Returning to comic books full-time for the first time since 1959, Williamson began work for 'Pacific Comics', collaborating with writer Bruce Jones for the Alien Worlds title #1, 4, 8, and Cliff Hanger, a six-issue adventure-strip backup feature in the Somerset Holmes miniseries. For 'Marvel', he illustrated the Blade Runner and Return of the Jedi movie adaptations. The two Archie Goodwin stories he illustrated for Epic Illustrated, Relic in issue #27, 1984 and Out of Phase in #34, 1986 have been considered to be some of his finest work, and Williamson himself named Relic as one of his best works. He drew a short story for Timespirits #4 and the full issue of Star Wars #98. For 'DC Comics', he penciled and inked an eight-page story by Elliot S. Maggin for Superman #400 Oct. 1984 and he inked Rick Veitch on the classic, often reprinted the Swamp Thing story The Jungle Line in DC Comics Presents #85 Sept. 1985.
Following the expiration of his contract on the Star Wars newspaper strip, Williamson found that the weight of doing both pencil and inks suddenly became stressful to him, drastically reducing his output. As a response to this, in the mid-1980s Williamson made a successful transition to becoming strictly an inker.
Living in Pennsylvania with his wife Corina, Williamson retired in his seventies and died on June 12, 2010 in Upstate New York. He received a number of awards for his achievements within the comics field.

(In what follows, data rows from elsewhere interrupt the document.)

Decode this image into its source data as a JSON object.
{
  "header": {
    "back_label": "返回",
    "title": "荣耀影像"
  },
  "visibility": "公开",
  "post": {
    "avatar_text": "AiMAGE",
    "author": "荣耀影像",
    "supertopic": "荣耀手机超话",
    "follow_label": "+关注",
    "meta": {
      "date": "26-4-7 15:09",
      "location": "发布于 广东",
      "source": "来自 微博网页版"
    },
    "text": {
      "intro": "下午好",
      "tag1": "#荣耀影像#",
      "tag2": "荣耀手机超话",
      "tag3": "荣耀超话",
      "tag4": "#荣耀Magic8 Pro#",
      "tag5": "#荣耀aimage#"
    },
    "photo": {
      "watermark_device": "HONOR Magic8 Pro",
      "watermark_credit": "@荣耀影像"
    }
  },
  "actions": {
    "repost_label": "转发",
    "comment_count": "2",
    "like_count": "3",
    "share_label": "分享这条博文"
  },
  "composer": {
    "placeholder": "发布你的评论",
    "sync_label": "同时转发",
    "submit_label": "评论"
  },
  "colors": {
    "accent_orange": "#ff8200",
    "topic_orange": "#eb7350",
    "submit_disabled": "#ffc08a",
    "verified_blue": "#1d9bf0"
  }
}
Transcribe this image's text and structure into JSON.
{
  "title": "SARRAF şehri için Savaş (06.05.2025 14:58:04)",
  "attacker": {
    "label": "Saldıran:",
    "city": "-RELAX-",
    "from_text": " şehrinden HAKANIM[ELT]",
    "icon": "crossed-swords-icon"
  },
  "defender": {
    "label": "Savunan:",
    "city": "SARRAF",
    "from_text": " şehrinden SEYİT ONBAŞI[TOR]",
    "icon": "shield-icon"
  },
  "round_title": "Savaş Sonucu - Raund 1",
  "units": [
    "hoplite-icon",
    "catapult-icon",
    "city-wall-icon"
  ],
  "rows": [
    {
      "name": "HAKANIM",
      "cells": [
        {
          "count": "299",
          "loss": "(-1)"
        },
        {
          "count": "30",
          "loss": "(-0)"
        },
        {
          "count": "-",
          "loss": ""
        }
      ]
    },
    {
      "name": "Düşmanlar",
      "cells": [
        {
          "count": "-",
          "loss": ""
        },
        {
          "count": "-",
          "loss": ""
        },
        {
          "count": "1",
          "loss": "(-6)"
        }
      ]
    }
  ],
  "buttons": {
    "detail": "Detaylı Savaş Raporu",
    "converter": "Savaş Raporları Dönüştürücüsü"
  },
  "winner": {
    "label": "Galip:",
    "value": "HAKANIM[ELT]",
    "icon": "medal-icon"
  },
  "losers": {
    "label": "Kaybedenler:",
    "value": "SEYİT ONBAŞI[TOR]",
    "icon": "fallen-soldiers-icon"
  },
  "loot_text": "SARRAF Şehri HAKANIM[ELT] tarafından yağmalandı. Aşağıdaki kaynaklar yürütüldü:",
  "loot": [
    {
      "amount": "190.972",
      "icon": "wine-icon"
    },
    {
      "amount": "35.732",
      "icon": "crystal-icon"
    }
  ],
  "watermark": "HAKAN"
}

This presentation is illustrated with daily strips from Secret Agent Corrigan, but examples of his artwork can also be found on this site in Succestegneren in Danish as well as the Jens Lyn/Flash Gordon installments and the EC stories in the Science Fiction theme column.